The Great Flood of 2010: Pakistan's Struggle to Stay Afloat

In August 2010, epic floods inundated vast expanses of Pakistan in the worst natural disaster in its recent history. The floods displaced 20 million individuals, damaged 5 million homes, submerged 5,000 miles of roads, and washed away 7,000 schools and 400 health facilities that will take years to rebuild. The initial shock of the floods has passed but the aftershocks may prove more calamitous still.

This project zeroes in on the impact of the floods on those most vulnerable, especially women and children. It looks at the systemic causes of the flooding, such as climate change and deforestation, and reflects on the politicization of aid and humanitarian relief in times of national disaster.

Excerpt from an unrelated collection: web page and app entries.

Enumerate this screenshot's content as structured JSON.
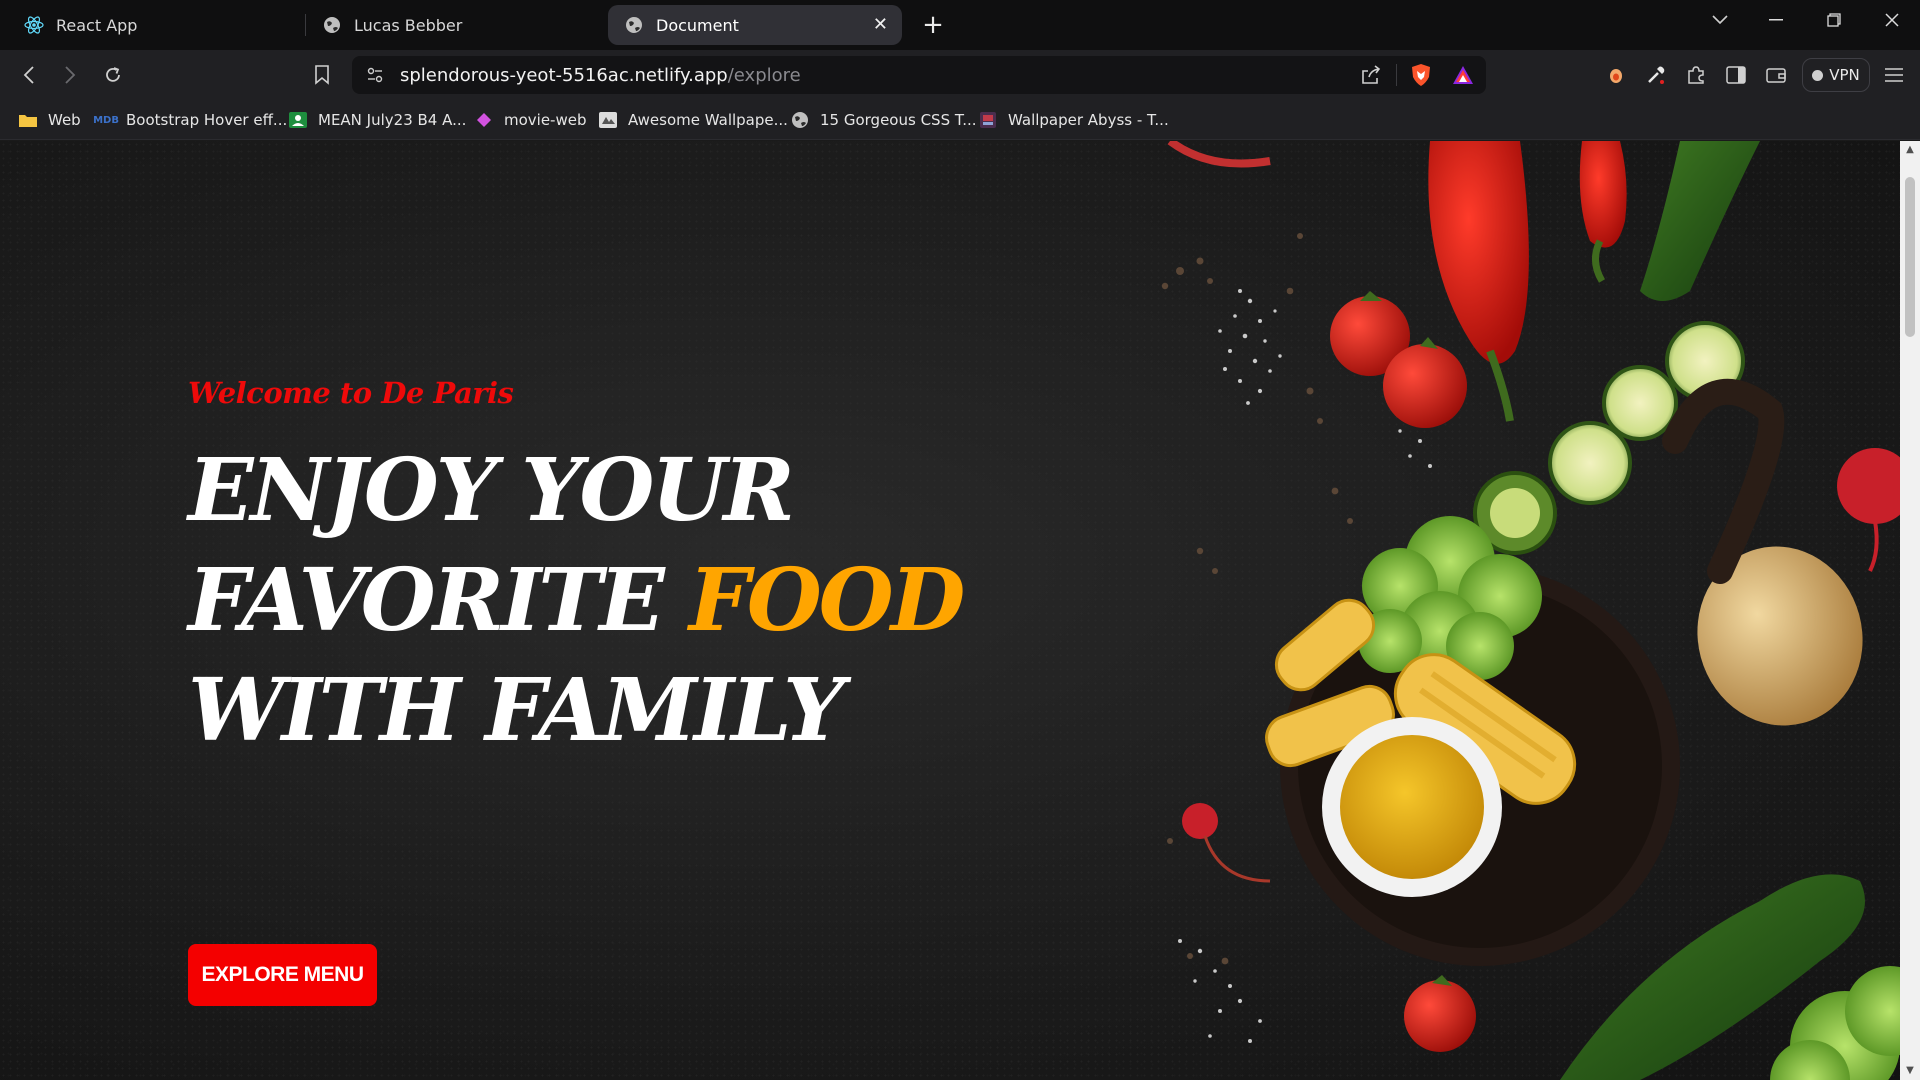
{
  "tabs": [
    {
      "title": "React App",
      "icon": "react-icon"
    },
    {
      "title": "Lucas Bebber",
      "icon": "globe-icon"
    },
    {
      "title": "Document",
      "icon": "globe-icon",
      "active": true
    }
  ],
  "address_bar": {
    "host": "splendorous-yeot-5516ac.netlify.app",
    "path": "/explore"
  },
  "vpn_label": "VPN",
  "bookmarks": [
    {
      "label": "Web",
      "icon": "folder-icon"
    },
    {
      "label": "Bootstrap Hover eff...",
      "icon": "mdb-icon"
    },
    {
      "label": "MEAN July23 B4 A...",
      "icon": "classroom-icon"
    },
    {
      "label": "movie-web",
      "icon": "diamond-icon"
    },
    {
      "label": "Awesome Wallpape...",
      "icon": "wallpaper-icon"
    },
    {
      "label": "15 Gorgeous CSS T...",
      "icon": "globe-icon"
    },
    {
      "label": "Wallpaper Abyss - T...",
      "icon": "abyss-icon"
    }
  ],
  "hero": {
    "welcome": "Welcome to De Paris",
    "line1": "ENJOY YOUR",
    "line2_a": "FAVORITE ",
    "line2_accent": "FOOD",
    "line3": "WITH FAMILY",
    "cta_label": "EXPLORE MENU"
  },
  "colors": {
    "accent_red": "#f40000",
    "accent_orange": "#ffa500",
    "background": "#1c1c1c"
  }
}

Inside Pakistan’s Largest Free Hospital: S.I.U.T

Pakistan's flooding has exacerbated pre-existing health challenges for thousands of displaced people, and relief teams are finding that the most effective aid often comes from locally-based organizations.

"The Great Flood of 2010" and the Future of Pakistan

Though it remains overlooked in the media, "The Great Flood of 2010" is one of the worst natural disasters to hit Pakistan, displacing an estimated 20 million people and leaving countless de